There is a growing belief that our lifestyle of pervasive technology is alienating us more than connecting us these days, the old Ted Kaczynski theory. In Craigslist Joe, 29-year-old Joseph Garner wants to test this theory and decides to go out into the world, armed with only his laptop, a cell phone (with no current contacts programmed in), his toothbrush and the clothes on his back, to see if he can survive through contacts made on Craigslist alone for 31 days.
is another one of these Gonzo documentaries which have been increasing in popularity since 2004’s Super Size Me—another filmic experiment driven by the propagation of easy filming and a seeming boredom with everyday life. The success of these kinds of films are in part reliant upon their protagonist, the gentleman (or lady) driving the story. Super Size Me wouldn’t have been half as fun without the easy charisma of Morgan Spurlock.

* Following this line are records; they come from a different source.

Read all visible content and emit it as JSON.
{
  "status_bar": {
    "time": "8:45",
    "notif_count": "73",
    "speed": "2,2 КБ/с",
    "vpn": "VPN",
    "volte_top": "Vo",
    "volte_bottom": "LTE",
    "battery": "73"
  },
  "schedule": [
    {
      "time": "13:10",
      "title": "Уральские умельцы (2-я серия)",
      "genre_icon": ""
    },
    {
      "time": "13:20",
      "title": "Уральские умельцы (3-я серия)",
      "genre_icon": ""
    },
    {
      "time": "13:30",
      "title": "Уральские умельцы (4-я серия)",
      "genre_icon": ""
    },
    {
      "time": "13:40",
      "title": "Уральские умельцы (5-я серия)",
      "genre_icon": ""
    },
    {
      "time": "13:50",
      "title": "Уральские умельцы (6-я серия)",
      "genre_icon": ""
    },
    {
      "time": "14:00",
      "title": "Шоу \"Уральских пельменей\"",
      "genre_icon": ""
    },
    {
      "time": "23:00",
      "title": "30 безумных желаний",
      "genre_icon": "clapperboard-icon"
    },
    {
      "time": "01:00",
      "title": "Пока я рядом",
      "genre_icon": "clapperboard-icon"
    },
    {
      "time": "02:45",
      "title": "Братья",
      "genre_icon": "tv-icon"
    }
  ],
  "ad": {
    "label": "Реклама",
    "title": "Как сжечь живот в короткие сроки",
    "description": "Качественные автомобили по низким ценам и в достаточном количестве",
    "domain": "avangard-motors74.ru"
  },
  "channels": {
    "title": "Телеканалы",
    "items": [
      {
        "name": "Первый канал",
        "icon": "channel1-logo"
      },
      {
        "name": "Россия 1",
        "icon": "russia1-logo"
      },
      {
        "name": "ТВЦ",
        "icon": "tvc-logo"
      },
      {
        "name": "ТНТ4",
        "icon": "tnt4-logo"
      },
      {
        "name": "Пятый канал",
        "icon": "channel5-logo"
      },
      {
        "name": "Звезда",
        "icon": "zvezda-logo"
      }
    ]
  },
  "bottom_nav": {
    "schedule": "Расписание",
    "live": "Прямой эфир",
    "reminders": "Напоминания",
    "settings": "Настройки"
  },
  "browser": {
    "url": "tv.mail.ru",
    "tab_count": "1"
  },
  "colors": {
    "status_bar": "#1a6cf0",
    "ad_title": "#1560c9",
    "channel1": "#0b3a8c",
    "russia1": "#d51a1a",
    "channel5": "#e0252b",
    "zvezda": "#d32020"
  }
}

The other half of the equation, of course, is the subject of the film. Whether it’s the effect of fast food on our nation or the effect of our deeply ingrained national religious past, a documentary has got to be about something interesting: something we can all relate to and something we all get.
In neither of these scenarios does Craigslist Joe succeed.
Joseph Garner, let’s call him Joe from here on out, while seeming like a very nice guy, is not particularly charismatic or engaging. He moves from situation to situation with the charm and ease of an octogenarian politician. He struggles to make connections with people, often lingering on the outskirts of conversations and making forced observations. The most awkward of his moments are the two occasions where he is “deeply affected” by his experience. It simply feels like the filmmakers felt the movie needed these “heartfelt” moments to hang their hat on, and so he had to perform them.
This leaves the subject of the film. The premise is tantalizing for sure, and initially, it seems like Craigslist Joe could hold dramatic interest, but ultimately the film drowns under its own lack of focus. The first day that Joe is out on his own, he struggles to find something to eat and a place to stay just using Craigslist. The sun is setting. There is some dramatic tension. What’s going to happen to our hero? It’s December, the middle of winter, will he be okay? It’s not spoiling much to say that this is about as tense as it gets.
After that first night, the film documents two different kinds of activities Joe does: finding a place to stay/something to eat, and “for fun” activities.
The first kind of activity leads audiences on an interesting journey. It is fascinating to see Joe, using only Craigslist, travel across the length and width of the United States by way of ride shares. There’s a curious cast of characters that Joe spends time with, many of which are lost themselves, slightly off, and often eccentric to a fault. At one point, he stays with an Iraqi family and talks politics. The conversation verges on interesting, but then veers into the land of saccharine predictability when Joe declares how beautiful they are and how they’re just like everyone else.
Other notable characters range from a washed-up New York actress who lives in a messy hovel and is fighting cancer, to a “human jukebox” in New Orleans, to a very generous New Age couple in Seattle. The one thing all of these characters seem to have in common is that they’re all a little off, which leads one to wonder about the kinds of people one meets on Craigslist.
Not everyone Joe meets is crazy, though. There is the aforementioned Iraqi family and a few nice young kids who he travels with, but conversely, these people are largely forgettable.
The other kind of things Joe does, funding fun activities, are glossed over and generally feel like filler, not adding much to the heft of the film.
Overall, while Craigslist Joe is a cute film with a good heart, it is overall too meandering in its narrative to be at all effective or meaningful. Joe himself seems very sweet, but he’s not enough to carry the emotional heft of what the film attempts to convey. While it was attempting to be inspiring in showing the golden heart of the American people, Craigslist Joe succeeds more in inspiring simple wanderlust in the heart of the viewer.
Craigslist Joe is now playing at Laemmle Music Hall. It is also available on iTunes, On Demand, Amazon Video, Blockbuster On Demand, CinemaNow, PlayStation, Vudu, Xbox and Zune.
For more information, visit the film’s official website.